The double-blind study, published in the journal Plastic and Reconstructive Surgery, found that more than 80 percent of patients who had surgery in one of three “trigger sites” -- forehead, temples, or back of the head -- had fewer headaches than 55 percent of patients in a placebo group. On top of that, more than half the patients who had the surgery reported “complete elimination” of headaches, compared to 4 percent of patients who had a “sham” surgery but said their headaches were gone.

However unlikely, that’s big news for nearly 30 million Americans who suffer from migraines for 15 days a month or more. Because doctors do not know what causes migraines, many patients try drug after drug to relieve head pain and nausea.

Of course, forehead lifts are most common among patients looking to smooth their worry lines. But about a decade ago, Dr. Bahman Guyuron, the lead author of the study, observed that some of his patients said their migraines improved post-operation.
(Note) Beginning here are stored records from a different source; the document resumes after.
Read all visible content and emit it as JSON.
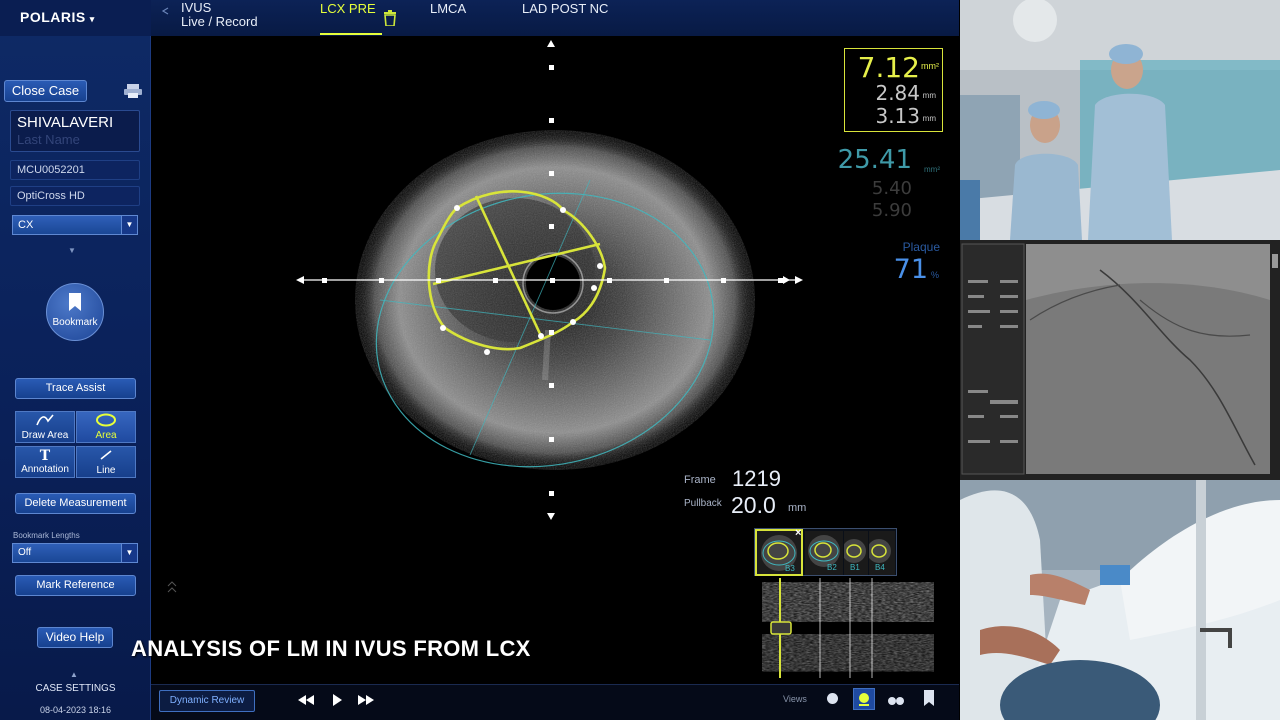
{
  "app": {
    "brand": "POLARIS"
  },
  "header": {
    "mode_line1": "IVUS",
    "mode_line2": "Live / Record",
    "tabs": [
      {
        "label": "LCX PRE"
      },
      {
        "label": "LMCA"
      },
      {
        "label": "LAD POST NC"
      }
    ]
  },
  "sidebar": {
    "close_case": "Close Case",
    "patient_name": "SHIVALAVERI",
    "last_name_placeholder": "Last Name",
    "patient_id": "MCU0052201",
    "catheter": "OptiCross HD",
    "vessel": "CX",
    "bookmark": "Bookmark",
    "trace_assist": "Trace Assist",
    "tools": [
      {
        "label": "Draw Area",
        "icon": "pencil-icon"
      },
      {
        "label": "Area",
        "icon": "area-icon"
      },
      {
        "label": "Annotation",
        "icon": "text-t-icon",
        "glyph": "T"
      },
      {
        "label": "Line",
        "icon": "line-icon"
      }
    ],
    "delete_measurement": "Delete Measurement",
    "bookmark_lengths_label": "Bookmark Lengths",
    "bookmark_lengths_value": "Off",
    "mark_reference": "Mark Reference",
    "video_help": "Video Help",
    "case_settings": "CASE SETTINGS",
    "datetime": "08-04-2023 18:16"
  },
  "measurements": {
    "lumen": {
      "area": "7.12",
      "area_unit": "mm²",
      "min_diam": "2.84",
      "max_diam": "3.13",
      "diam_unit": "mm"
    },
    "vessel": {
      "area": "25.41",
      "area_unit": "mm²",
      "min_diam": "5.40",
      "max_diam": "5.90"
    },
    "plaque": {
      "label": "Plaque",
      "value": "71",
      "unit": "%"
    }
  },
  "frame_info": {
    "frame_label": "Frame",
    "frame": "1219",
    "pullback_label": "Pullback",
    "pullback": "20.0",
    "pullback_unit": "mm"
  },
  "bookmarks": [
    {
      "label": "B3"
    },
    {
      "label": "B2"
    },
    {
      "label": "B1"
    },
    {
      "label": "B4"
    }
  ],
  "caption": "ANALYSIS OF LM IN IVUS FROM LCX",
  "bottom": {
    "dynamic_review": "Dynamic Review",
    "views": "Views"
  },
  "colors": {
    "lumen_trace": "#d8e43a",
    "vessel_trace": "#3fb8c0",
    "plaque_value": "#4a90e8"
  }
}
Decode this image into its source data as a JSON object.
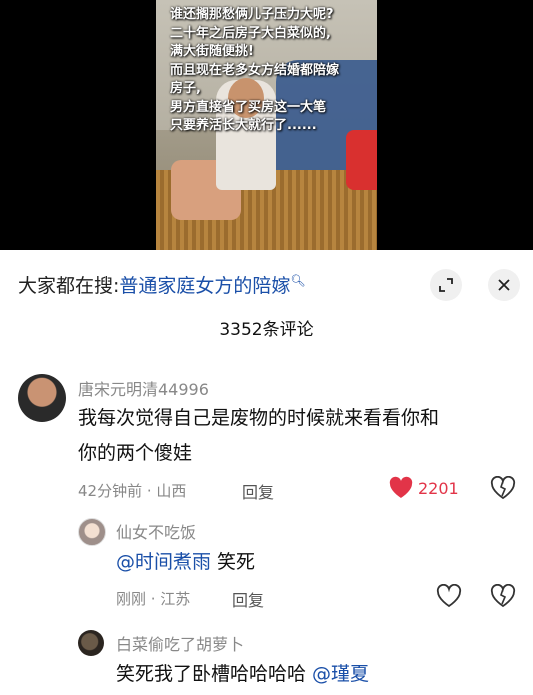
{
  "video": {
    "caption": "谁还搁那愁俩儿子压力大呢?\n二十年之后房子大白菜似的,\n满大街随便挑!\n而且现在老多女方结婚都陪嫁\n房子,\n男方直接省了买房这一大笔\n只要养活长大就行了......"
  },
  "search": {
    "prefix": "大家都在搜:",
    "query": "普通家庭女方的陪嫁"
  },
  "comment_count": "3352条评论",
  "comments": [
    {
      "username": "唐宋元明清44996",
      "line1": "我每次觉得自己是废物的时候就来看看你和",
      "line2": "你的两个傻娃",
      "meta": "42分钟前 · 山西",
      "reply": "回复",
      "likes": "2201"
    }
  ],
  "replies": [
    {
      "username": "仙女不吃饭",
      "mention": "@时间煮雨",
      "text": " 笑死",
      "meta": "刚刚 · 江苏",
      "reply": "回复"
    },
    {
      "username": "白菜偷吃了胡萝卜",
      "text": "笑死我了卧槽哈哈哈哈 ",
      "mention": "@瑾夏"
    }
  ],
  "colors": {
    "accent_blue": "#1a4fa8",
    "like_red": "#e23448"
  },
  "icons": [
    "magnifier-icon",
    "collapse-icon",
    "close-icon",
    "heart-filled-icon",
    "heart-outline-icon",
    "dislike-icon"
  ]
}
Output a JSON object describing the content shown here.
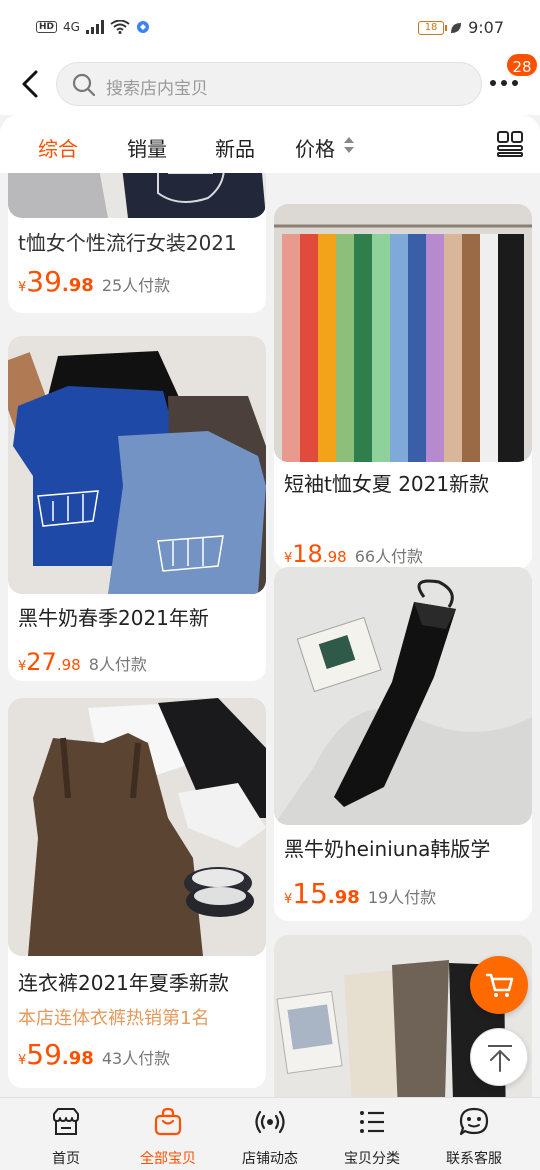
{
  "status": {
    "network": "4G",
    "battery": "18",
    "time": "9:07"
  },
  "search": {
    "placeholder": "搜索店内宝贝"
  },
  "header": {
    "badge": "28"
  },
  "tabs": [
    {
      "label": "综合",
      "active": true
    },
    {
      "label": "销量"
    },
    {
      "label": "新品"
    },
    {
      "label": "价格"
    }
  ],
  "products": [
    {
      "title": "t恤女个性流行女装2021",
      "price_int": "39",
      "price_dec": ".98",
      "sold": "25人付款"
    },
    {
      "title": "短袖t恤女夏 2021新款",
      "price_int": "18",
      "price_dec": ".98",
      "sold": "66人付款"
    },
    {
      "title": "黑牛奶春季2021年新",
      "price_int": "27",
      "price_dec": ".98",
      "sold": "8人付款"
    },
    {
      "title": "黑牛奶heiniuna韩版学",
      "price_int": "15",
      "price_dec": ".98",
      "sold": "19人付款"
    },
    {
      "title": "连衣裤2021年夏季新款",
      "subtitle": "本店连体衣裤热销第1名",
      "price_int": "59",
      "price_dec": ".98",
      "sold": "43人付款"
    }
  ],
  "currency": "¥",
  "bottom_nav": [
    {
      "label": "首页"
    },
    {
      "label": "全部宝贝",
      "active": true
    },
    {
      "label": "店铺动态"
    },
    {
      "label": "宝贝分类"
    },
    {
      "label": "联系客服"
    }
  ],
  "colors": {
    "accent": "#ff5000",
    "price": "#ff5000",
    "subtitle": "#e49a5c"
  }
}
The theory behind Guyuron’s treatment is to alleviate the nerve irritation behind migraines. Some migraines occur when facial and neck muscles compress sensitive nerve branches; thus, “deactivating” those muscles could relieve headache pain.

The actual procedure is not your classic facelift. The surgery to “cure” migraines adds fatty tissue to nerves. (It also removes frown muscles.) So far, Guyuron has trained 150 doctors to perform the procedure.

It is a similar rationale to the off-label use of Botox to treat migraines. A few years ago, another serendipitous discovery -- this time by dermatologist Dr. Richard Glogau at the University of California, San Francisco -- promised between four and six months of headache relief after patients received Botox injections in their facial and head muscles. (Allergan, which manufactures Botox, is seeking FDA approval to treat migraines.)

Indeed, Guyuron theorized that surgery could provide prolonged relief to those patients who benefited from the temporary Botox treatment. In the study, only participants who responded positively to Botox were offered surgery.

Of course, there are skeptics. (How many headache specialists are plastic surgeons, after all?) Critics argue that patients who are appropriate for the procedure are the tip of the iceberg, not the majority. Others say further research is necessary and in the meantime surgery is, well, permanent. By contrast, you can always stop a medication.

“If I had a neurologist tell me there’s a new way of doing a facelift, I would have been very skeptical about it also,” said Guyuron, the chairman of plastic surgery at University Hospitals Case Medical Center in Cleveland. “But honestly I would have had an open mind.”

A word of caution, however. Doctors said they still don’t know if migraine sufferers who improved after the operation would be headache-free for life. But their skin? Smooth as can be.